“What about this guy?” Holly asked.
“Vince Overbeck? Who's he?” Mads asked.
“I had him in my Algebra class last year,” Lina said. “Quiet guy. The type you don't notice. He never
talked in class but he got an A. Real smart.”
“That sounds bad, Holly,” Mads said. “Autumn will eat him alive!”
“I'm not so sure,” Holly said. “Maybe Vince is just the guy she needs—someone quiet and nice, whose life could use a little shaking up. He might like the drama.”
Lina and Mads stared at her, unconvinced.
“Do you guys have a better suggestion?”

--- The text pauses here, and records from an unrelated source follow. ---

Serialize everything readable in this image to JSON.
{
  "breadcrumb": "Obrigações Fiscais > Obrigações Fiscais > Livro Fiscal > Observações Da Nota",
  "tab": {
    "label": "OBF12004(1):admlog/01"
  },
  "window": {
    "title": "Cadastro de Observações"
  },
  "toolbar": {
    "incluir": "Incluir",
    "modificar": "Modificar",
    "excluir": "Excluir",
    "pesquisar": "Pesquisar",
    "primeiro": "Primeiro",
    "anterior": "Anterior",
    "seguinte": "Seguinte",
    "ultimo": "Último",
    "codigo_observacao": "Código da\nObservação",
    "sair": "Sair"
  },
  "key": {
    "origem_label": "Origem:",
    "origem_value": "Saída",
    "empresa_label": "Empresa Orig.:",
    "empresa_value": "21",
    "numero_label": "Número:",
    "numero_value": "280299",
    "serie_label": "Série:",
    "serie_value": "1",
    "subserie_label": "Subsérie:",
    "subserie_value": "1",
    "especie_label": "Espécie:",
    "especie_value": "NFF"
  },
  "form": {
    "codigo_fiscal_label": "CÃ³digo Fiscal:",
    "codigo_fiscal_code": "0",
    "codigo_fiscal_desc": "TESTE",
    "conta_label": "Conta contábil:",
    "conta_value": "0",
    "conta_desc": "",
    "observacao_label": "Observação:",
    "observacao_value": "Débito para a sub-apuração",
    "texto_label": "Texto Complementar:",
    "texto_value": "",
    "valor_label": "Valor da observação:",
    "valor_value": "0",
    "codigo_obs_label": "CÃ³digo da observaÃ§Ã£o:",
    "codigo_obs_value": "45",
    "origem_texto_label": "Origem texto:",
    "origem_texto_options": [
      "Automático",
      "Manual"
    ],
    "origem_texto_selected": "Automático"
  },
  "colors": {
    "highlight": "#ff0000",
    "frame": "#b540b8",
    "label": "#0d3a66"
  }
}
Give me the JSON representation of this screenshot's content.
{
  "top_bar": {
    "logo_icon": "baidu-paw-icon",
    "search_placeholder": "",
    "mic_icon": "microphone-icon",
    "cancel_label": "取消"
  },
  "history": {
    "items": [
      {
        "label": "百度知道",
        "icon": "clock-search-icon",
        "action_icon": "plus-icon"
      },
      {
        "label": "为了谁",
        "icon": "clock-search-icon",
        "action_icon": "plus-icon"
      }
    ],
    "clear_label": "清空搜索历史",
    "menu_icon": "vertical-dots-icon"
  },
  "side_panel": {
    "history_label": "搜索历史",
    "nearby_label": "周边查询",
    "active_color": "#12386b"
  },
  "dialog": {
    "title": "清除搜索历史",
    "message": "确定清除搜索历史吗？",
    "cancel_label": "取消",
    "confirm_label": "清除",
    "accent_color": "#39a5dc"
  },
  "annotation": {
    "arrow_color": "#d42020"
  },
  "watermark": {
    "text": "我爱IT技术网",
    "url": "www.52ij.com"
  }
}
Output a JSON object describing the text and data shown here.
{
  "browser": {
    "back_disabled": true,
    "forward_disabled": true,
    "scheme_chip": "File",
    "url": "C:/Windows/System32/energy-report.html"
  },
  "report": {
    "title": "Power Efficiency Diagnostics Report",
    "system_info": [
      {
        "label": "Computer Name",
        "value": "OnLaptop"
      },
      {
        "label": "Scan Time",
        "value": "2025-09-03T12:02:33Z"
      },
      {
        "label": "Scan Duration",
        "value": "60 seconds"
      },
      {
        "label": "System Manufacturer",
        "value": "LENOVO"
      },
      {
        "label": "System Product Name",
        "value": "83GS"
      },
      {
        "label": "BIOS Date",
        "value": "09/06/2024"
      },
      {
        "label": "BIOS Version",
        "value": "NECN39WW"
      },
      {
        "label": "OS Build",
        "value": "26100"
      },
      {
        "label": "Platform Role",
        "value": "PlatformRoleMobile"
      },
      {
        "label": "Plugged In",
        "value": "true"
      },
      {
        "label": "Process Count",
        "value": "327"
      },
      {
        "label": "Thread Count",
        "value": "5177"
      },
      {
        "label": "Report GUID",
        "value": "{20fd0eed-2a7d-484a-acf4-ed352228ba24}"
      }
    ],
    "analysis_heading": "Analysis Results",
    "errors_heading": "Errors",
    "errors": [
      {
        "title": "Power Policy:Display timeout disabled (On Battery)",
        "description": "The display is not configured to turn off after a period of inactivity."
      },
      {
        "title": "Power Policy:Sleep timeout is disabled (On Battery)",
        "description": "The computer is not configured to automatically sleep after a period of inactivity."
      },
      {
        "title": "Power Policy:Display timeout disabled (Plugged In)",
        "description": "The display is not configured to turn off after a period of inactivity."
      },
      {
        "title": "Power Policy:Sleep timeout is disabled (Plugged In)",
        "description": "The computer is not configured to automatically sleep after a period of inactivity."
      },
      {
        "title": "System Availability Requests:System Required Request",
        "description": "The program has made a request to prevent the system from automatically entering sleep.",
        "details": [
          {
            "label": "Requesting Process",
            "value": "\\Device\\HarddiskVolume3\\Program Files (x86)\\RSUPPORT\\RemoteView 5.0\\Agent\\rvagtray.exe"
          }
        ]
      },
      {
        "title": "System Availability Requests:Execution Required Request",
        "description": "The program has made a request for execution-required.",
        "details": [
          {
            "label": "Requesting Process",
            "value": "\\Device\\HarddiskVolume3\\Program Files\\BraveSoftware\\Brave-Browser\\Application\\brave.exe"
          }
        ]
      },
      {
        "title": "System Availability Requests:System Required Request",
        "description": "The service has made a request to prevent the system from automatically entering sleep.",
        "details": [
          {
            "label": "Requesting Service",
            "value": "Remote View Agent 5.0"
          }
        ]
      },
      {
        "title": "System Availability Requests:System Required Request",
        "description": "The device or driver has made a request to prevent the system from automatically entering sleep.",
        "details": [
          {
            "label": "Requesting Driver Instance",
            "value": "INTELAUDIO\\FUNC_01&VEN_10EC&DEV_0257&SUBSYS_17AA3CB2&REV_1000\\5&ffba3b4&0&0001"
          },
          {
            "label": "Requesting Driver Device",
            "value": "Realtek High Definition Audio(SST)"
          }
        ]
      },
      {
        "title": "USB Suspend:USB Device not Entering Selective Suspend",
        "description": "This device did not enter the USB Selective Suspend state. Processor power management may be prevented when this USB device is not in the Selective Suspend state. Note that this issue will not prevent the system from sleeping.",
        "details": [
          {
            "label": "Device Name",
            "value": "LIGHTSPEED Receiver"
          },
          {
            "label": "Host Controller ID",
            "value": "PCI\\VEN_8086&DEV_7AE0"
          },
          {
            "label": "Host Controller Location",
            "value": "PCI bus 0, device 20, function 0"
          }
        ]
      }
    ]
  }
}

“No,” Mads admitted. “But can you deal with the consequences? What happens when we find poor Vince's bones in Autumn's locker—picked clean?”
“That won't happen,” Holly said, but she sounded surer than she felt.
Quiz: Are You a Drama Queen?
Do you friends call you Your Royal Hissy Fit behind your back? Take this quiz and find out if you're easy-going or a touch too touchy.
1. You break a nail on your way to school. You:
_a don't notice.
_b. stop at a nail salon to fix it—homeroom can wait.
_c sob quietly.
_d scream bloody murder.
2. Your best friend goes to a party without you. You:
_a hope she had a good time.
_b resolve to do the same to her next time.
_c sob quietly.
_d threaten to slit your wrists with a nail file.
3. Your little sister ate the last Oreo (and they're your favorite). You:
_a shrug and figure you'll have some another time.
_b tell on her to your mother.
_c sob quietly.
_d take her favorite doll hostage until someone meets your Oreo demands.
4. You got an F on an exam because you were partying instead of studying. You:
_a vow to do better next time,
_b ask to take a makeup exam.
_c sob quietly.
_d threaten to sue the school for discrimination against the handicapped—people with overactive social lives.
5. You go to a party and another girl is wearing the same dress as you. You:
_a laugh it off.
_b go home and change.
_c sob quietly.
_d push her into the pool.
6. Your boyfriend says he doesn't like the sweater you're wearing. You: